-- EXTRACTED ENTRIES follows --

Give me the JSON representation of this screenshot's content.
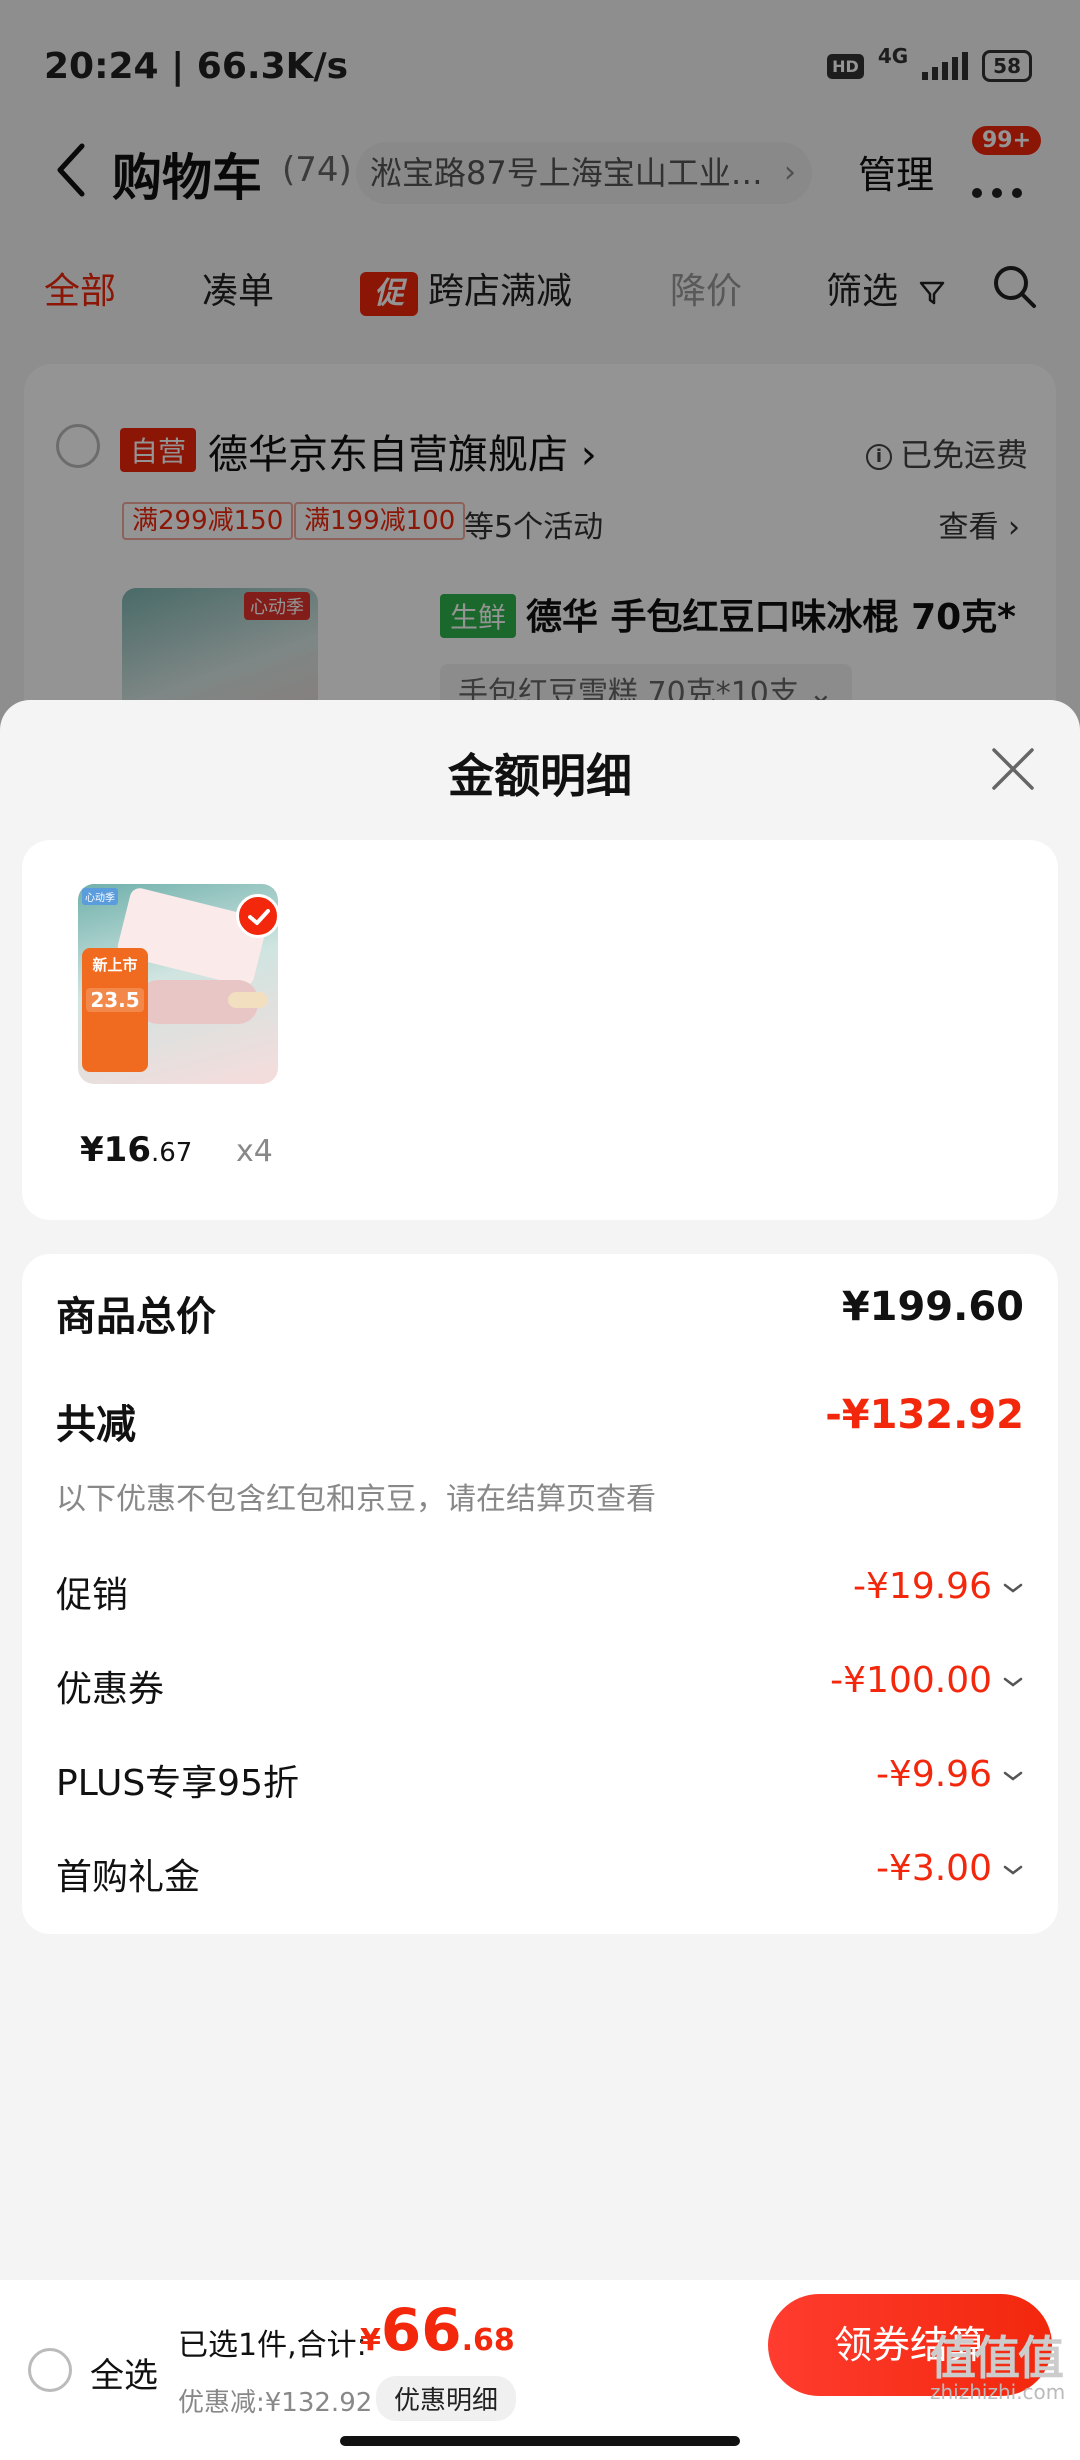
{
  "status": {
    "time_speed": "20:24 | 66.3K/s",
    "hd": "HD",
    "network": "4G",
    "battery": "58"
  },
  "header": {
    "title": "购物车",
    "count": "(74)",
    "address": "淞宝路87号上海宝山工业…",
    "manage": "管理",
    "badge": "99+"
  },
  "tabs": {
    "all": "全部",
    "bundle": "凑单",
    "promo_badge": "促",
    "cross_store": "跨店满减",
    "price_drop": "降价",
    "filter": "筛选"
  },
  "store": {
    "self_tag": "自营",
    "name": "德华京东自营旗舰店 ›",
    "free_shipping": "已免运费",
    "coupons": [
      "满299减150",
      "满199减100"
    ],
    "activities": "等5个活动",
    "view": "查看 ›",
    "thumb_tag": "心动季",
    "fresh_tag": "生鲜",
    "product_title": "德华 手包红豆口味冰棍 70克*",
    "product_spec": "手包红豆雪糕 70克*10支 ⌄"
  },
  "sheet": {
    "title": "金额明细",
    "item": {
      "price_int": "¥16",
      "price_dec": ".67",
      "qty": "x4",
      "thumb_new": "新上市",
      "thumb_price": "23.5"
    },
    "summary": {
      "total_label": "商品总价",
      "total_value": "¥199.60",
      "reduce_label": "共减",
      "reduce_value": "-¥132.92",
      "note": "以下优惠不包含红包和京豆，请在结算页查看",
      "rows": [
        {
          "label": "促销",
          "value": "-¥19.96"
        },
        {
          "label": "优惠券",
          "value": "-¥100.00"
        },
        {
          "label": "PLUS专享95折",
          "value": "-¥9.96"
        },
        {
          "label": "首购礼金",
          "value": "-¥3.00"
        }
      ]
    }
  },
  "bottom": {
    "select_all": "全选",
    "selected": "已选1件,合计:",
    "total_symbol": "¥",
    "total_int": "66",
    "total_dec": ".68",
    "discount": "优惠减:¥132.92",
    "detail": "优惠明细",
    "checkout": "领券结算"
  },
  "watermark": {
    "logo": "值值值",
    "url": "zhizhizhi.com"
  },
  "colors": {
    "accent": "#f2270c",
    "fresh_green": "#2eb34a"
  }
}
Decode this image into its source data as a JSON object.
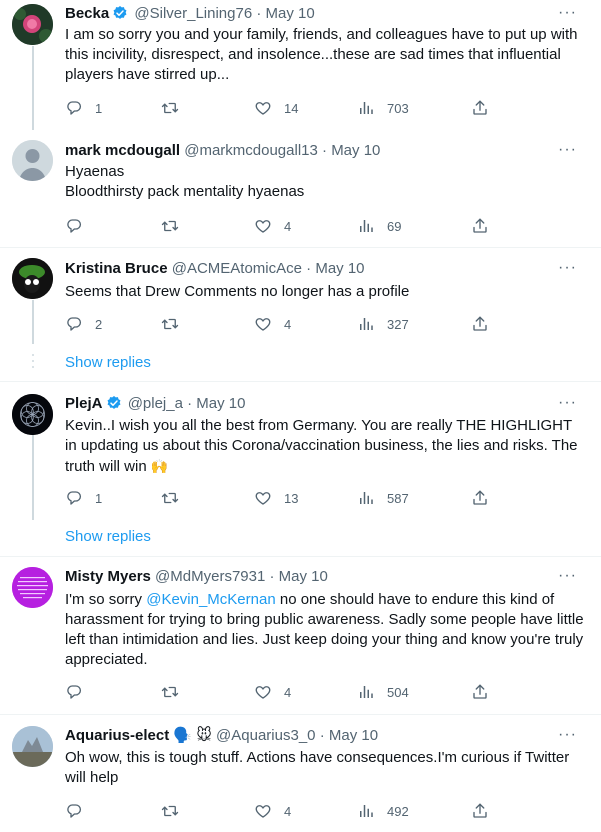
{
  "tweets": [
    {
      "name": "Becka",
      "handle": "@Silver_Lining76",
      "sep": "·",
      "date": "May 10",
      "text": "I am so sorry you and your family, friends, and colleagues have to put up with this incivility, disrespect, and insolence...these are sad times that influential players have stirred up...",
      "replies": "1",
      "retweets": "",
      "likes": "14",
      "views": "703"
    },
    {
      "name": "mark mcdougall",
      "handle": "@markmcdougall13",
      "sep": "·",
      "date": "May 10",
      "text_line1": "Hyaenas",
      "text_line2": "Bloodthirsty pack mentality hyaenas",
      "replies": "",
      "retweets": "",
      "likes": "4",
      "views": "69"
    },
    {
      "name": "Kristina Bruce",
      "handle": "@ACMEAtomicAce",
      "sep": "·",
      "date": "May 10",
      "text": "Seems that Drew Comments no longer has a profile",
      "replies": "2",
      "retweets": "",
      "likes": "4",
      "views": "327",
      "show_replies": "Show replies"
    },
    {
      "name": "PlejA",
      "handle": "@plej_a",
      "sep": "·",
      "date": "May 10",
      "text": "Kevin..I wish you all the best from Germany. You are really THE HIGHLIGHT in updating us about this Corona/vaccination business, the lies and risks. The truth will win",
      "emoji": "🙌",
      "replies": "1",
      "retweets": "",
      "likes": "13",
      "views": "587",
      "show_replies": "Show replies"
    },
    {
      "name": "Misty Myers",
      "handle": "@MdMyers7931",
      "sep": "·",
      "date": "May 10",
      "text_before": "I'm so sorry ",
      "mention": "@Kevin_McKernan",
      "text_after": " no one should have to endure this kind of harassment for trying to bring public awareness. Sadly some people have little left than intimidation and lies. Just keep doing your thing and know you're truly appreciated.",
      "replies": "",
      "retweets": "",
      "likes": "4",
      "views": "504"
    },
    {
      "name": "Aquarius-elect",
      "name_emojis": "🗣️ 🐭",
      "handle": "@Aquarius3_0",
      "sep": "·",
      "date": "May 10",
      "text": "Oh wow, this is tough stuff. Actions have consequences.I'm curious if Twitter will help",
      "replies": "",
      "retweets": "",
      "likes": "4",
      "views": "492"
    }
  ],
  "more_glyph": "···",
  "colors": {
    "accent": "#1d9bf0",
    "muted": "#536471",
    "text": "#0f1419",
    "divider": "#eff3f4",
    "thread_line": "#cfd9de",
    "misty_avatar": "#b620e0"
  },
  "icons": [
    "reply-icon",
    "retweet-icon",
    "like-icon",
    "views-icon",
    "share-icon",
    "more-icon",
    "verified-icon"
  ]
}
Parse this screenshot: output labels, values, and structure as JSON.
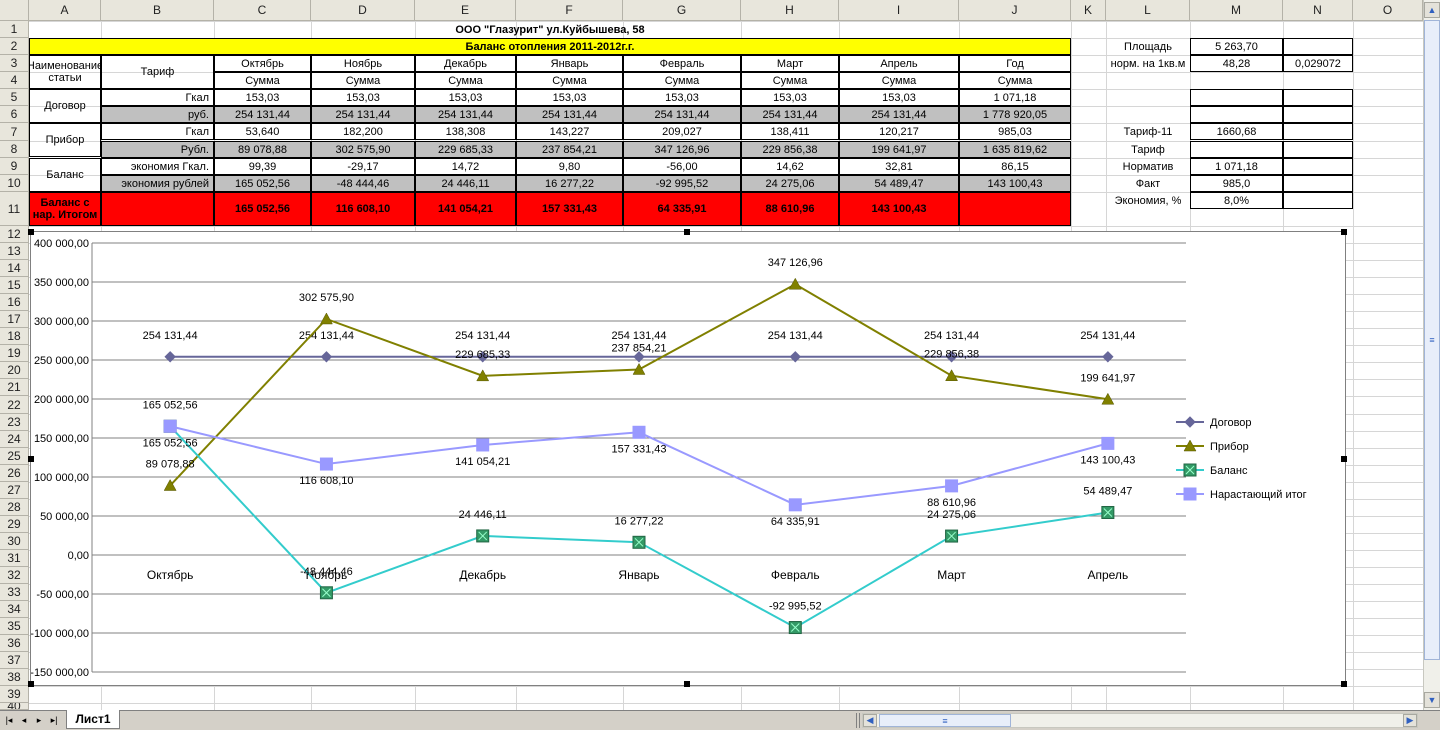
{
  "colors": {
    "header_bg": "#e8e6dc",
    "title_yellow": "#ffff00",
    "grey_row": "#c0c0c0",
    "red_row": "#ff0000",
    "dogovor": "#666699",
    "pribor": "#808000",
    "balans": "#33cccc",
    "itog": "#9999ff"
  },
  "columns": [
    "A",
    "B",
    "C",
    "D",
    "E",
    "F",
    "G",
    "H",
    "I",
    "J",
    "K",
    "L",
    "M",
    "N",
    "O"
  ],
  "rows": [
    "1",
    "2",
    "3",
    "4",
    "5",
    "6",
    "7",
    "8",
    "9",
    "10",
    "11",
    "12",
    "13",
    "14",
    "15",
    "16",
    "17",
    "18",
    "19",
    "20",
    "21",
    "22",
    "23",
    "24",
    "25",
    "26",
    "27",
    "28",
    "29",
    "30",
    "31",
    "32",
    "33",
    "34",
    "35",
    "36",
    "37",
    "38",
    "39",
    "40"
  ],
  "sheet": {
    "title": "ООО \"Глазурит\" ул.Куйбышева, 58",
    "subtitle": "Баланс отопления 2011-2012г.г.",
    "col_name": "Наименование статьи",
    "col_tariff": "Тариф",
    "months": [
      "Октябрь",
      "Ноябрь",
      "Декабрь",
      "Январь",
      "Февраль",
      "Март",
      "Апрель",
      "Год"
    ],
    "sum_label": "Сумма",
    "dogovor": {
      "label": "Договор",
      "gkal_label": "Гкал",
      "rub_label": "руб.",
      "gkal": [
        "153,03",
        "153,03",
        "153,03",
        "153,03",
        "153,03",
        "153,03",
        "153,03",
        "1 071,18"
      ],
      "rub": [
        "254 131,44",
        "254 131,44",
        "254 131,44",
        "254 131,44",
        "254 131,44",
        "254 131,44",
        "254 131,44",
        "1 778 920,05"
      ]
    },
    "pribor": {
      "label": "Прибор",
      "gkal_label": "Гкал",
      "rub_label": "Рубл.",
      "gkal": [
        "53,640",
        "182,200",
        "138,308",
        "143,227",
        "209,027",
        "138,411",
        "120,217",
        "985,03"
      ],
      "rub": [
        "89 078,88",
        "302 575,90",
        "229 685,33",
        "237 854,21",
        "347 126,96",
        "229 856,38",
        "199 641,97",
        "1 635 819,62"
      ]
    },
    "balans": {
      "label": "Баланс",
      "gkal_label": "экономия Гкал.",
      "rub_label": "экономия рублей",
      "gkal": [
        "99,39",
        "-29,17",
        "14,72",
        "9,80",
        "-56,00",
        "14,62",
        "32,81",
        "86,15"
      ],
      "rub": [
        "165 052,56",
        "-48 444,46",
        "24 446,11",
        "16 277,22",
        "-92 995,52",
        "24 275,06",
        "54 489,47",
        "143 100,43"
      ]
    },
    "itog": {
      "label": "Баланс с нар. Итогом",
      "values": [
        "165 052,56",
        "116 608,10",
        "141 054,21",
        "157 331,43",
        "64 335,91",
        "88 610,96",
        "143 100,43",
        ""
      ]
    },
    "side": [
      {
        "label": "Площадь",
        "value": "5 263,70",
        "extra": ""
      },
      {
        "label": "норм. на 1кв.м",
        "value": "48,28",
        "extra": "0,029072"
      },
      {
        "label": "Тариф-11",
        "value": "1660,68",
        "extra": ""
      },
      {
        "label": "Тариф",
        "value": "",
        "extra": ""
      },
      {
        "label": "Норматив",
        "value": "1 071,18",
        "extra": ""
      },
      {
        "label": "Факт",
        "value": "985,0",
        "extra": ""
      },
      {
        "label": "Экономия, %",
        "value": "8,0%",
        "extra": ""
      }
    ]
  },
  "tab": {
    "name": "Лист1"
  },
  "chart_data": {
    "type": "line",
    "categories": [
      "Октябрь",
      "Ноябрь",
      "Декабрь",
      "Январь",
      "Февраль",
      "Март",
      "Апрель"
    ],
    "ylim": [
      -150000,
      400000
    ],
    "ytick_step": 50000,
    "yticks": [
      "400 000,00",
      "350 000,00",
      "300 000,00",
      "250 000,00",
      "200 000,00",
      "150 000,00",
      "100 000,00",
      "50 000,00",
      "0,00",
      "-50 000,00",
      "-100 000,00",
      "-150 000,00"
    ],
    "legend_position": "right",
    "series": [
      {
        "name": "Договор",
        "color": "#666699",
        "marker": "diamond",
        "values": [
          254131.44,
          254131.44,
          254131.44,
          254131.44,
          254131.44,
          254131.44,
          254131.44
        ],
        "labels": [
          "254 131,44",
          "254 131,44",
          "254 131,44",
          "254 131,44",
          "254 131,44",
          "254 131,44",
          "254 131,44"
        ]
      },
      {
        "name": "Прибор",
        "color": "#808000",
        "marker": "triangle",
        "values": [
          89078.88,
          302575.9,
          229685.33,
          237854.21,
          347126.96,
          229856.38,
          199641.97
        ],
        "labels": [
          "89 078,88",
          "302 575,90",
          "229 685,33",
          "237 854,21",
          "347 126,96",
          "229 856,38",
          "199 641,97"
        ]
      },
      {
        "name": "Баланс",
        "color": "#33cccc",
        "marker": "square-x",
        "values": [
          165052.56,
          -48444.46,
          24446.11,
          16277.22,
          -92995.52,
          24275.06,
          54489.47
        ],
        "labels": [
          "165 052,56",
          "-48 444,46",
          "24 446,11",
          "16 277,22",
          "-92 995,52",
          "24 275,06",
          "54 489,47"
        ]
      },
      {
        "name": "Нарастающий итог",
        "color": "#9999ff",
        "marker": "square",
        "values": [
          165052.56,
          116608.1,
          141054.21,
          157331.43,
          64335.91,
          88610.96,
          143100.43
        ],
        "labels": [
          "165 052,56",
          "116 608,10",
          "141 054,21",
          "157 331,43",
          "64 335,91",
          "88 610,96",
          "143 100,43"
        ]
      }
    ]
  }
}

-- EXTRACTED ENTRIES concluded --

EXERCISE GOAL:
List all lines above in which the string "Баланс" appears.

WORKED SOLUTION:
    "subtitle": "Баланс отопления 2011-2012г.г.",
      "label": "Баланс",
      "label": "Баланс с нар. Итогом",
        "name": "Баланс",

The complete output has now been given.